Damp masks aren’t just uncomfortable; they can be less effective at blocking viruses like SARS-CoV-2 and preventing illness. But a team of Korean researchers aims to solve this issue. “We propose a simple route to repel tiny droplets from the fiber,” says Myoung-Woon Moon, a materials engineer at the Korea Institute of Science and Technology in Seoul and co-author of the study.
Using a technique called plasma etching, the researchers developed a new ultra-waterproof mask that repels not only large droplets but extremely fine ones, too. The team thinks this simple technique could be used to craft the next generation of more comfortable and effective face masks. Their results were published this week in Proceedings of the National Academy of Sciences.

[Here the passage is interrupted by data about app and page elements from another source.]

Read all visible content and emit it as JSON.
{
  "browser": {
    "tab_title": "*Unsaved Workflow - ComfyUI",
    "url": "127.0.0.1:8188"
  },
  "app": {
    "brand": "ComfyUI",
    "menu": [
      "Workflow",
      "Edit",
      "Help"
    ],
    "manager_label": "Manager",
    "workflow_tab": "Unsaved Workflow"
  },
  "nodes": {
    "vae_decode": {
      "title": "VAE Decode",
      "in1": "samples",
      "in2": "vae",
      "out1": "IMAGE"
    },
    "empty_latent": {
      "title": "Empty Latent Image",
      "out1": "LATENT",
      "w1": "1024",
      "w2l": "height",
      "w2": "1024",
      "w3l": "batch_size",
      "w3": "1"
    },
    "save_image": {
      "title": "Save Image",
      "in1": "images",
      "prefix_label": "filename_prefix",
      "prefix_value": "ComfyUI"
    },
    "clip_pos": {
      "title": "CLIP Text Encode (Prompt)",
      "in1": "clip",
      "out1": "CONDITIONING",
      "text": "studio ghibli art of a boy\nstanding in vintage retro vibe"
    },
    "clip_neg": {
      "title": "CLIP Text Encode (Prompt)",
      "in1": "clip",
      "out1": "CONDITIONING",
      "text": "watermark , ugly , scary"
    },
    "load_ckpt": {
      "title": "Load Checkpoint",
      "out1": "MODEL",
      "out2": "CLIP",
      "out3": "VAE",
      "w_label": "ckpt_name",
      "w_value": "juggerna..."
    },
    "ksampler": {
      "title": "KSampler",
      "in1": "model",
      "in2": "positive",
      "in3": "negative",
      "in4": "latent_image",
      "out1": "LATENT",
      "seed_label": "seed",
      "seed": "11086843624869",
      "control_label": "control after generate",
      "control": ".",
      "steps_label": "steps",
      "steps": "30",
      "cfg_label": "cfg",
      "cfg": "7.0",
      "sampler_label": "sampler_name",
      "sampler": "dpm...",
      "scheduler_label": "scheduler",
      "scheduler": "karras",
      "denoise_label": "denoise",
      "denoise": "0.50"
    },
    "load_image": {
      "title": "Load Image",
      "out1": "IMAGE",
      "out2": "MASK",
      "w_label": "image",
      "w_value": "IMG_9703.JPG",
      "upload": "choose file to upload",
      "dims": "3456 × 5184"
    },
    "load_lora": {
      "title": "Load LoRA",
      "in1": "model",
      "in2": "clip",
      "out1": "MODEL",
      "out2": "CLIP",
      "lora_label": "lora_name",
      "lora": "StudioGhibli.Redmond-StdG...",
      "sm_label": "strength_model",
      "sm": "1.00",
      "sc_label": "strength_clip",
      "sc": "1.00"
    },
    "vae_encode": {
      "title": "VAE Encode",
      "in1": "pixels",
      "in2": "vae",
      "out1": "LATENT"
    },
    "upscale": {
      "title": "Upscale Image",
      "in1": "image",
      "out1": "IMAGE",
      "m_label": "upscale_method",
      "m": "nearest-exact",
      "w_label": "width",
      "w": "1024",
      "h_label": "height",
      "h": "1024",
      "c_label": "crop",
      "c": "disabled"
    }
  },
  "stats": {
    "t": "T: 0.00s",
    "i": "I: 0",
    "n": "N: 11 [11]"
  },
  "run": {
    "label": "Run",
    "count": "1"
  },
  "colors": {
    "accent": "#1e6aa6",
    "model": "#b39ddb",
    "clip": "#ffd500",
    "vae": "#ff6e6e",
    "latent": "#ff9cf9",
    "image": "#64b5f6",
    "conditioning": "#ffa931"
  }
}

Here’s the background — Plasma etching involves blasting high-energy molecules of gas (usually oxygen or tetrafluoromethane) at a material to carve extremely thin "nanowalls" into its surface. This technique is often used to craft semiconductors and circuit boards, though it’s helpful for waterproofing without relying on chemical coatings (which sometimes include toxic substances like PFAS).
But how do tiny grooves make a material repel water? Plasma etching takes advantage of water’s surface tension and natural tendency to stick to itself. When a water droplet encounters a large groove, it flows into it, filling the space. But when it encounters a fine enough groove (one on the nanoscale, in this instance), the droplet sticks to itself instead of the walls of the indent. A tiny air cushion forms beneath the droplet, effectively repelling it.
Medical face masks need to be waterproof to work well because when the fabric becomes wet, it doesn’t allow as much air to pass through. As a result, more unfiltered air escapes from the sides and bottom of the mask, making it easier for the wearer to spread viral particles.
Unfortunately, the majority of masks aren’t designed to repel extremely small droplets. And waterproofing the inside of a mask with a coat of chemicals, such as polyurethane, wouldn’t appeal to most people and could even have negative health impacts. Now, plasma etching could offer a waterproofing solution.
What’s new — Until now, most research has focused on waterproofing masks against millimeter-sized droplets, Moon says. But, most infectious droplets are much smaller, around 1 to 30 micrometers, which wouldn’t be repelled by today’s masks.
To create their waterproof mask, the team first plasma-etched the outer layer of an N95 mask to protect it against droplets from rain, mist, or accidental coffee spills. Later, they used the same technique to etch nano grooves onto the mask’s inner layer to ward off exhaled drops.
In both cases, the plasma-etched mask repelled significantly more droplets compared to the unmodified N95s, even in humid conditions. The team also proved that the production process can be scaled up for mass distribution by creating over 100,000 plasma-etched N95s as part of their study.
What’s next — In the future, Moon hopes that his team’s plasma etching technique will become a standard mask feature. He also thinks that ultra-waterproof masks could make for a more comfortable face covering.
In fact, because plasma etching provides more waterproofing protection with less material, it could potentially open the door for slimmer, thinner, and more breathable masks.
“If we design it by considering the wettability and some wetting dynamics, we may not want to wear those thick and uncomfortable N95-type masks anymore in the next pandemic,” said Moon.